At the Personal Insolvency Court in Ennis, Judge Patrick Meaghan approved a deal that allows Limerick secondary school teacher Niamh Spencer stay in her family home with her sons, aged eight and five, and enjoy a €113,000 writedown on her €309,000 mortgage with Start Mortgages Ltd (SML).
After the writedown and an additional €56,000 to be ‘warehoused’, Ms Spencer now has a €140,000 mortgage — 45% of what was owed.
The ‘warehousing’ of the €56,000 allows it to be set aside at 0% interest rate and be paid off in a lump sum at the end of the 28-year mortgage term.
Ms Spencer, 41, achieved the victory as a result of measures introduced by the Government last year that let debtors seek an independent court review of lenders vetoing personal insolvency deals.
SML objected to the deal put forward by Ms Spencer’s personal insolvency practitioner, Maurice Lenihan of Moore Stephens Debt Solutions, at a creditor meeting.
However, Ms Spencer, of Caherconlish, Limerick, appealed the decision of SML to oppose the personal insolvency arrangement to the court.
SML has now withdrawn its opposition to the appeal, allowing Judge Meaghan to approve the writedown.
In court, Judge Meaghan said that he was “delighted that the case has come to a successful conclusion and I want to say ‘thank you’ to all parties concerned”.
A smiling Ms Spencer was congratulated by Mr Lenihan and her solicitor, Bill Holohan, on the result and left court without comment.
No reason was given in court as to why SML has withdrawn its strident opposition to the deal.
In an affidavit lodged into court, Ms Spencer laid out the case for herself and her boys to remain in the home and securing the debt deal.
The separated mother of two stated: “I am now powerless at the hands of a sub-prime lender seeking to, undoubtedly, evict me from my house and leave me and my children homeless.”
Ms Spencer warned that if the deal was not approved “there is a real risk that we will be rendered homeless and left seeking to be placed on the housing register with the hope of obtaining local authority accommodation or to seek rent in the local area”.
She said SML put a proposal for her under which she would surrender her home in full and final settlement of the debt and make herself homeless.
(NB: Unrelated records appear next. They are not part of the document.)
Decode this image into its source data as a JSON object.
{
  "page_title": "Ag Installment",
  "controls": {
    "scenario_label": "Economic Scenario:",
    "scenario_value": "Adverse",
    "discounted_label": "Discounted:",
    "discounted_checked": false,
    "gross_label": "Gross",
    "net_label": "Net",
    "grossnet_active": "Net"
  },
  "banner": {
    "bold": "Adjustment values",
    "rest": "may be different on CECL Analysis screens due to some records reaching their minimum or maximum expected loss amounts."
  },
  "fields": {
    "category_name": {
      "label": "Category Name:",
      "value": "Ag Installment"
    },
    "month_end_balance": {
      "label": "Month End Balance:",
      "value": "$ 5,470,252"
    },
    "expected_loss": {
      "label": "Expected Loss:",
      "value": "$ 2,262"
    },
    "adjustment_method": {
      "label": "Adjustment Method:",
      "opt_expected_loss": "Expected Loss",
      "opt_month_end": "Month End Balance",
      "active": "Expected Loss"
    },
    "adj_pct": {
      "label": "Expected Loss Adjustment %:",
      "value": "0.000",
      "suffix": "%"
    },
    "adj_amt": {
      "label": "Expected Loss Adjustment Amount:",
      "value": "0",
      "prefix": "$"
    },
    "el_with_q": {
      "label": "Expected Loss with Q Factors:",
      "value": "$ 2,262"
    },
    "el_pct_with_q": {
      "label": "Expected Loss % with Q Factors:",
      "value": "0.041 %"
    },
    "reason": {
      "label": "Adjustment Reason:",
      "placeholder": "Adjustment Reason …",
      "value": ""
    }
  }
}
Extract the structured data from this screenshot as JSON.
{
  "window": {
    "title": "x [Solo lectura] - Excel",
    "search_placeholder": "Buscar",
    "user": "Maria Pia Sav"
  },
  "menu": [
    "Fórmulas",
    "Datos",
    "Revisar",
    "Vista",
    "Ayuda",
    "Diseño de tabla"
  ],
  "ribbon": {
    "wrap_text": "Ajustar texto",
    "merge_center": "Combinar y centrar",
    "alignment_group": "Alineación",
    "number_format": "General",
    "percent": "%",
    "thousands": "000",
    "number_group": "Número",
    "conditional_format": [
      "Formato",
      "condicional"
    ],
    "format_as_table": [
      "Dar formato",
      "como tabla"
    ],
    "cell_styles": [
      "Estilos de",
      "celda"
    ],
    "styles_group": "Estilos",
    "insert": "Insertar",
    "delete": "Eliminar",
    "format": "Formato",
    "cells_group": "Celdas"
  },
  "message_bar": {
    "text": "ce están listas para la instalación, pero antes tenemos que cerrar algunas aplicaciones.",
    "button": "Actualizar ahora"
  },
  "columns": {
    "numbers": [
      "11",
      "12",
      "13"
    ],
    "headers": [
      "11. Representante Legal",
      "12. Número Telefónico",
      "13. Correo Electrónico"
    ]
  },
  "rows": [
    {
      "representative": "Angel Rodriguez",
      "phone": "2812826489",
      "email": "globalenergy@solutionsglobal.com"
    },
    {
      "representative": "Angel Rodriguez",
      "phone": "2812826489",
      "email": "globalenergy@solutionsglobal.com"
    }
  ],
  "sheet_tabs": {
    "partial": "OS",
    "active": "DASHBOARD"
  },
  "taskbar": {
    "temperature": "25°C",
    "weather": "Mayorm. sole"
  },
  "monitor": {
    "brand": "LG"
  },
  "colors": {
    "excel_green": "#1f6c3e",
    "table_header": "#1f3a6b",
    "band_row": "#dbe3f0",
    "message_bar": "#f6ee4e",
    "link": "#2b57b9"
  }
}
As part of this proposal, SML offered Ms Spencer an incentive of €5,000 to relocate.
She said it was not unreasonable for her to reject the offer and described it as an “unfair tactic” by SML “to seek possession of my home in a manner cheaper and faster than issuing repossession proceedings”.
Ms Spencer said she was attempting to work with her creditors and trying to pay them as much as possible while maintaining a reasonable standard of living for herself and her children.
In the affidavit, Ms Spencer said: “This is not a situation of ‘won’t pay’. This is a situation of ‘can’t pay’. I have struggled on my own for the past number of years having to run a household on a single income without the luxury of surplus money, constantly in fear of letters from the bank and the next knock at the door.”